An overgrown patch of land down an ancient iron age lane is to be brought back to life, having been abandoned the 1980s.
The land, in Cansiron Lane, near East Grinstead, will be home to a cul-de-sac of up to six houses and a new access road after permission was given by Mid Sussex District Council’s planning committee A on Thursday (April 11).
The site used to house the Mount Pleasant Nursery, but the past 30-odd years have seen its crumbling glass houses overrun by trees and undergrowth.
It is allocated for development in the Ashurst Wood Neighbourhood Plan, but only for three houses.
Jenny Forbes, chairman of the village council, said allowing six to be built would ‘disappoint’ residents.
Acknowledging that the site had ‘long been regarded as an eye sore’, she added: “Since the abandonment of the nursery business in the 1980s, the old nursery buildings have become derelict and the land unkempt and overgrown.
“Some residents are happy for the site to return to nature, but during our lengthy Neighbourhood Plan consultation it was shown that most are in favour of seeing it improved as long as this was done in the right way.”
She was supported by John Belsey (Con, Ashurst Wood) who pointed out that, without the Neighbourhood Plan, there would be no development on the site because it was outside the built-up area boundary.
Mr Belsey added: “I firmly believe that, wherever possible, we should seek to make decisions to support the huge amount of work that went into those plans and that was supported by the public.”
Residents were also unhappy with the plan to build a new access road into the site rather than using the one which already exists.
Ms Forbes said: “The proposed access will result in the loss of some mature oak trees and the village council did request that it be moved.

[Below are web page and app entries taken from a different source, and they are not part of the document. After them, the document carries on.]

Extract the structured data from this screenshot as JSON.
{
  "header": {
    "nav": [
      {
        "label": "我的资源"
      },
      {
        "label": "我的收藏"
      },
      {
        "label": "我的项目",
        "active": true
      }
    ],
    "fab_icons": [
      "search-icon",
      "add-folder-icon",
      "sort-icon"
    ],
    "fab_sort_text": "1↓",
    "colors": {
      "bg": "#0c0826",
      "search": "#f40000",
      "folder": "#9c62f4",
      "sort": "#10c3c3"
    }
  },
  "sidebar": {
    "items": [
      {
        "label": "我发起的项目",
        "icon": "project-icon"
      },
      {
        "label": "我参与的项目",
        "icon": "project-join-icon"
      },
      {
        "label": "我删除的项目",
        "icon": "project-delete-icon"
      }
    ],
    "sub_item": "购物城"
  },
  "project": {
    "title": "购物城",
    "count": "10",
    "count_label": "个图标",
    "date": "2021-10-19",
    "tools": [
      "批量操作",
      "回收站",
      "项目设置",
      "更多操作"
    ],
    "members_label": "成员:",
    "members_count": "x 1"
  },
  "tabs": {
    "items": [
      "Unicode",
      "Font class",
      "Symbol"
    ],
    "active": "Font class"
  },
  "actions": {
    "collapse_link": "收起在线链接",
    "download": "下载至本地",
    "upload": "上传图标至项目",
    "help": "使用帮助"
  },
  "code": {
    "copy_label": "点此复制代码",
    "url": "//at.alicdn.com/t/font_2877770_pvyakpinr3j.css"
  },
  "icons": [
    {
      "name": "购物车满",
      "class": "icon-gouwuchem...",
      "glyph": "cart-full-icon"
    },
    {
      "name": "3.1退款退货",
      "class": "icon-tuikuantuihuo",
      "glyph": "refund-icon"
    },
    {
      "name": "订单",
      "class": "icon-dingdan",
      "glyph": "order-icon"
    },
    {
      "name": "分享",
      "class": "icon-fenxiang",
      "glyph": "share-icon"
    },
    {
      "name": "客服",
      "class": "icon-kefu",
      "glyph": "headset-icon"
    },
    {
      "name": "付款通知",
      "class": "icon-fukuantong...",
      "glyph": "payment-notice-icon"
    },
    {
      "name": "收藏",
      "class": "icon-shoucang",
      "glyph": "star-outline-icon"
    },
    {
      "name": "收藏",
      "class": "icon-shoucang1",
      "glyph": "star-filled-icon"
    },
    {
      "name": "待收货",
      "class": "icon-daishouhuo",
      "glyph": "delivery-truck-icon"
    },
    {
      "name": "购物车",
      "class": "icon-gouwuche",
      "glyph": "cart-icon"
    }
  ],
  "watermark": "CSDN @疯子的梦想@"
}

“There is an existing access point and the council is disappointed that more effort was not made to consider alternatives that would have saved some or all of the oak trees.”
The meeting was told that Cansiron Lane was an iron age ridge-way, more than 2,000 years old.
There are no pavements and it is so narrow that there is not enough room for two vehicles to pass.
As such, the application includes a lay-by or passing place.
Members decided that up to six homes would be acceptable on the site and gave unanimous approval to the application.